▶ [DIRECTIONS FOR THIS TASK]: Across the records, how many lines contain "background"? Answer with the number alone.

▶ [SUPPLIED INFORMATION]:
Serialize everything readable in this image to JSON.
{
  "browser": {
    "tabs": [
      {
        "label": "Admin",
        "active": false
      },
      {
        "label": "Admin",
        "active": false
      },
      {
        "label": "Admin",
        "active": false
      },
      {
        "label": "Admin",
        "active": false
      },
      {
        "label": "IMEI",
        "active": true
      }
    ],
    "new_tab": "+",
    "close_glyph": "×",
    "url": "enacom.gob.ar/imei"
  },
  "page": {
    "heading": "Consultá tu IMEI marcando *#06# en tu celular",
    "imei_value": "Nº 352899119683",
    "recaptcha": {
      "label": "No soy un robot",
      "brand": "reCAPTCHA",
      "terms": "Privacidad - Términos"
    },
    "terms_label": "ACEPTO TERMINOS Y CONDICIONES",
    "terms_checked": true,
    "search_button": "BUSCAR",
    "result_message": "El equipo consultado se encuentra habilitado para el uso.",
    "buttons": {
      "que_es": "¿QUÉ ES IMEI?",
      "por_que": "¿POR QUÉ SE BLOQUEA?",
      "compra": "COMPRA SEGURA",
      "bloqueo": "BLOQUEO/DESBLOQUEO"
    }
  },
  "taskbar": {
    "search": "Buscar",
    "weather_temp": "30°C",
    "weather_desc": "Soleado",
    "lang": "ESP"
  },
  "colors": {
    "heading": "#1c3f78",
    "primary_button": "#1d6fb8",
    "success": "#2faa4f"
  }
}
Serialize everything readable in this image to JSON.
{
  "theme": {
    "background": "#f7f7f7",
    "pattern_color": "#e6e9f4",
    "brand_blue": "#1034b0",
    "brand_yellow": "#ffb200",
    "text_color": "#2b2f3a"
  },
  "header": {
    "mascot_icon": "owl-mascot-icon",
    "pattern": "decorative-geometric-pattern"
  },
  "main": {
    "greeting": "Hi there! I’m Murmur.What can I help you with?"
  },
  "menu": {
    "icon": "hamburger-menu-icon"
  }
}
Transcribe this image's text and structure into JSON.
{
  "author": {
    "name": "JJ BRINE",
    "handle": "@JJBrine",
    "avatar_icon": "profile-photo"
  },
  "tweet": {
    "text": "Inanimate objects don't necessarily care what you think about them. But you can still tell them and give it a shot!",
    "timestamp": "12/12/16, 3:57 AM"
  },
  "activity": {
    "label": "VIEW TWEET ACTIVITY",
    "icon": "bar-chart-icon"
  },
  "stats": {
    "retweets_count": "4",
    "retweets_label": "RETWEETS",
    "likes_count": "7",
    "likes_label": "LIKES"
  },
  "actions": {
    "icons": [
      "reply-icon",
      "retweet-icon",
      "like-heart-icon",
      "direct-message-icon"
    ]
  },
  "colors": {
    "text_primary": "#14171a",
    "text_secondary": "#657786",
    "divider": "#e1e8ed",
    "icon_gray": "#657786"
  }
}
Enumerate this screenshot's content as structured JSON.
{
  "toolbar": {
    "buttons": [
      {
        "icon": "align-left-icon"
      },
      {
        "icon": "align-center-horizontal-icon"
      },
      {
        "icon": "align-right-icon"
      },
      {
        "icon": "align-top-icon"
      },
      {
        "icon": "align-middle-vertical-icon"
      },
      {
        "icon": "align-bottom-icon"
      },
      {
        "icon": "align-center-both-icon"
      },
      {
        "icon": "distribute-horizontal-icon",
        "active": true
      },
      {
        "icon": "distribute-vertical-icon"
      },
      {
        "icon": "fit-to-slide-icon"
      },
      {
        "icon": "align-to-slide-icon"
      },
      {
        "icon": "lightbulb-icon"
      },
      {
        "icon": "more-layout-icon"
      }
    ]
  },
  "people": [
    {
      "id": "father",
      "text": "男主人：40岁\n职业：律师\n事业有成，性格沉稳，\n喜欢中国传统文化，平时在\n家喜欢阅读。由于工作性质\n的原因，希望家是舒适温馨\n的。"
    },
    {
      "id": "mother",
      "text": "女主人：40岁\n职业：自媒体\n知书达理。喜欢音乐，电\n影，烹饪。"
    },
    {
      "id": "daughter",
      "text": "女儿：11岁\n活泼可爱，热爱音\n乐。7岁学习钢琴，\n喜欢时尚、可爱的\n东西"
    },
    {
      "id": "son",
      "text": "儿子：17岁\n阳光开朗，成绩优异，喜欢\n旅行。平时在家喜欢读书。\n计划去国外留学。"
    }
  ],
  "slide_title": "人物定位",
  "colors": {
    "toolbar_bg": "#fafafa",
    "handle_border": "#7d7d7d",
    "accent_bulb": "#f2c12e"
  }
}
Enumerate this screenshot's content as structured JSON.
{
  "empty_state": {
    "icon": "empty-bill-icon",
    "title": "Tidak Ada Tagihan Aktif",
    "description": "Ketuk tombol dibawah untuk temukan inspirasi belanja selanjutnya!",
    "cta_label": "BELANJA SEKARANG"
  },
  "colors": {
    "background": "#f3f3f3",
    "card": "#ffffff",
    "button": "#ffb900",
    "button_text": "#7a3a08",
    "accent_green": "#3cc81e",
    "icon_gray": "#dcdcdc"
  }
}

▶ [ANSWER FOR THE TASK]: 2